Virtual Goods Summit: 1 Billion XBox Live Points Were Spent on the Modern Warfare 2 Map Pack

By Neil Vidyarthi Comment

Ben Smith, Director of Program Management for XBox Live, discussed how the XBox 360 team learned about the importance of virtual goods and Avatar.

Ben took us back to 2006 and talked about a console game, Oblivion, which is one of the best rated games in the XBox 360 library.  The first downloadable content available for the game was armor for the horse, and Ben pointed out how users really rejected this idea in theory, asking why anyone would want useless horse armor?

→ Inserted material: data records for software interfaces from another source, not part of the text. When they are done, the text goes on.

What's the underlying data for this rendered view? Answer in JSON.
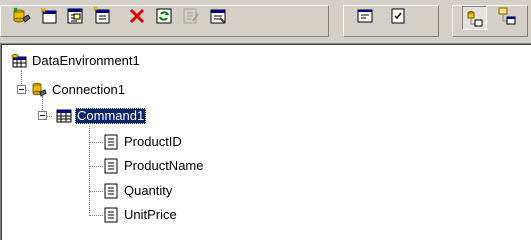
{
  "toolbar": {
    "buttons": [
      {
        "name": "add-connection-button",
        "icon": "add-connection-icon",
        "enabled": true
      },
      {
        "name": "add-command-button",
        "icon": "add-command-icon",
        "enabled": true
      },
      {
        "name": "add-child-command-button",
        "icon": "add-child-command-icon",
        "enabled": true
      },
      {
        "name": "insert-stored-procedures-button",
        "icon": "insert-procedures-icon",
        "enabled": true
      },
      {
        "name": "delete-button",
        "icon": "delete-icon",
        "enabled": true
      },
      {
        "name": "refresh-button",
        "icon": "refresh-icon",
        "enabled": true
      },
      {
        "name": "design-button",
        "icon": "design-icon",
        "enabled": false
      },
      {
        "name": "properties-button",
        "icon": "properties-icon",
        "enabled": true
      },
      {
        "name": "view-code-button",
        "icon": "view-code-icon",
        "enabled": true
      },
      {
        "name": "options-button",
        "icon": "options-icon",
        "enabled": true
      },
      {
        "name": "arrange-by-connections-button",
        "icon": "arrange-by-connections-icon",
        "enabled": true,
        "pressed": true
      },
      {
        "name": "arrange-by-objects-button",
        "icon": "arrange-by-objects-icon",
        "enabled": true
      }
    ]
  },
  "tree": {
    "root": {
      "label": "DataEnvironment1",
      "icon": "data-environment-icon"
    },
    "connection": {
      "label": "Connection1",
      "icon": "connection-icon",
      "expanded": true
    },
    "command": {
      "label": "Command1",
      "icon": "command-icon",
      "expanded": true,
      "selected": true
    },
    "fields": [
      {
        "label": "ProductID",
        "icon": "field-icon"
      },
      {
        "label": "ProductName",
        "icon": "field-icon"
      },
      {
        "label": "Quantity",
        "icon": "field-icon"
      },
      {
        "label": "UnitPrice",
        "icon": "field-icon"
      }
    ]
  },
  "colors": {
    "chrome": "#d4d0c8",
    "selection": "#0a246a",
    "delete_red": "#e00000"
  }
}
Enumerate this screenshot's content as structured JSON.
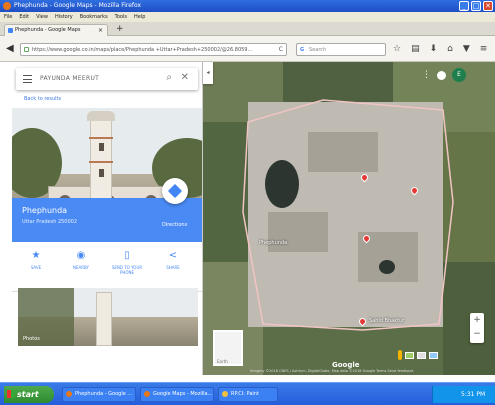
{
  "window": {
    "title": "Phephunda - Google Maps - Mozilla Firefox"
  },
  "menu": [
    "File",
    "Edit",
    "View",
    "History",
    "Bookmarks",
    "Tools",
    "Help"
  ],
  "tab": {
    "label": "Phephunda - Google Maps"
  },
  "url": {
    "value": "https://www.google.co.in/maps/place/Phephunda +Uttar+Pradesh+250002/@26.8059... "
  },
  "search_bar": {
    "placeholder": "Search"
  },
  "panel": {
    "search_query": "PAYUNDA MEERUT",
    "back_link": "Back to results",
    "place_name": "Phephunda",
    "place_sub": "Uttar Pradesh 250002",
    "directions_label": "Directions",
    "actions": [
      {
        "label": "SAVE",
        "icon": "star-icon"
      },
      {
        "label": "NEARBY",
        "icon": "nearby-icon"
      },
      {
        "label": "SEND TO YOUR PHONE",
        "icon": "phone-icon"
      },
      {
        "label": "SHARE",
        "icon": "share-icon"
      }
    ],
    "photos_label": "Photos"
  },
  "map": {
    "labels": [
      "Phephunda",
      "Sahid Bhaktur"
    ],
    "account_initial": "E",
    "satellite_label": "Earth",
    "brand": "Google",
    "attribution": "Imagery ©2016 CNES / Astrium, DigitalGlobe, Map data ©2016 Google   Terms   Send feedback"
  },
  "taskbar": {
    "start": "start",
    "items": [
      "Phephunda - Google ...",
      "Google Maps - Mozilla...",
      "RP.CI: Paint"
    ],
    "time": "5:31 PM"
  },
  "colors": {
    "accent": "#4a8af4",
    "title_bar": "#2f6ee0",
    "taskbar": "#245edb",
    "pin": "#e53935"
  }
}
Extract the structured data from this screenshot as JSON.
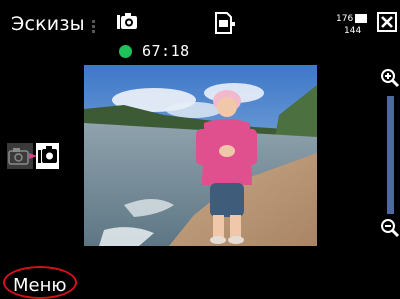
{
  "header": {
    "title": "Эскизы",
    "icons": [
      "status-dots-icon",
      "video-camera-icon",
      "memory-card-icon",
      "resolution-icon",
      "close-icon"
    ],
    "resolution_top": "176",
    "resolution_bottom": "144"
  },
  "recording": {
    "status_color": "#1fc25a",
    "time": "67:18"
  },
  "viewfinder": {
    "image": "live preview: child in pink hoodie walking on sandy beach by water"
  },
  "mode_switch": {
    "icons": [
      "photo-camera-icon",
      "video-camera-icon"
    ],
    "active": "video"
  },
  "zoom": {
    "icons": [
      "zoom-in-icon",
      "zoom-out-icon"
    ],
    "track_color": "#4f69a3"
  },
  "softkeys": {
    "left": "Меню",
    "highlight_color": "#d4101a"
  }
}
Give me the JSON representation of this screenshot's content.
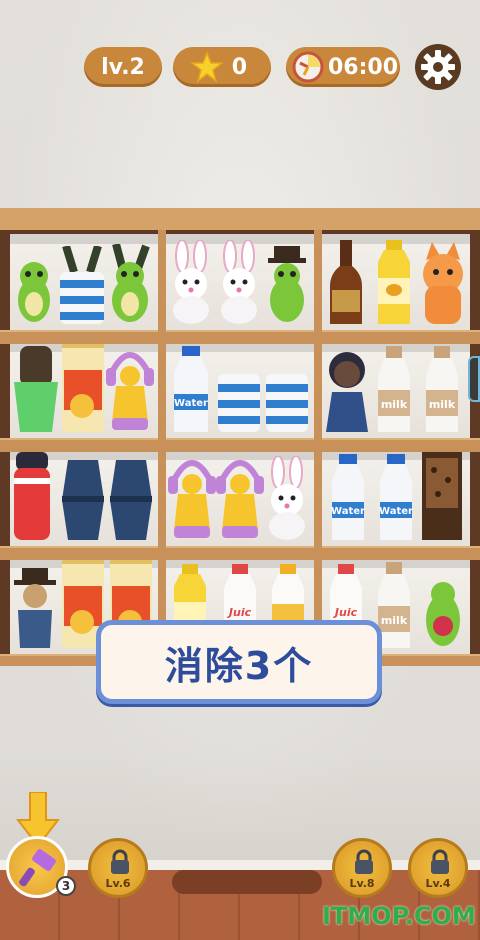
{
  "hud": {
    "level": "lv.2",
    "stars": "0",
    "timer": "06:00"
  },
  "toast": "消除3个",
  "booster": {
    "count": "3",
    "icon": "hammer-icon"
  },
  "locked_slots": [
    {
      "label": "Lv.6"
    },
    {
      "label": "Lv.8"
    },
    {
      "label": "Lv.4"
    }
  ],
  "labels": {
    "water": "Water",
    "milk": "milk",
    "juice": "Juic"
  },
  "watermark": "ITMOP.COM",
  "colors": {
    "hud_pill": "#c8873b",
    "toast_border": "#6b8fd8",
    "toast_text": "#2d4c9c",
    "shelf_wood": "#c8915a",
    "floor": "#b0623e"
  }
}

However, it sold 6 figures the first year and continued growing even to today, and people will buy digital goods even if it doesn’t have intrinsic value to the game.  People buy stuff because it’s fun to buy.  It was interesting to see this coming around from the traditional XBox side, as everyone arrived at this lesson.

He theorized that people are “still developing their digital-value instincts”.  He then explained that a big area of development and learning for XBox was the $1 Billion in sales for Rock Band and Guitar Hero, each.  In 2008-2009, downloads of songs for Rock Band topped the rest of the top 10 combined.

Next lesson was the map pack lesson.  25% of players purchased the Halo 3 map pack a year after the launch of Halo 3.  When Modern Warfare 2 released their first map pack   Over a billion points were spent on map packs, and it was the biggest day of online digital content sales of all time for XBox.  The release of the pack was one of the biggest console launches of the year, and it was all digital.


Ben next discussed how Microsoft introduced their Avatars and were very curious about the idea of taking the Avatars outside of the game into the system structure itself.  When Ben first discussed this, a number of developers that came up to him and said “You just killed 360.”  However, Ben and team progressed, and while hardcore players were leery but eventually wanted to use it to personalize their online selves.  It was a big lesson for Microsoft.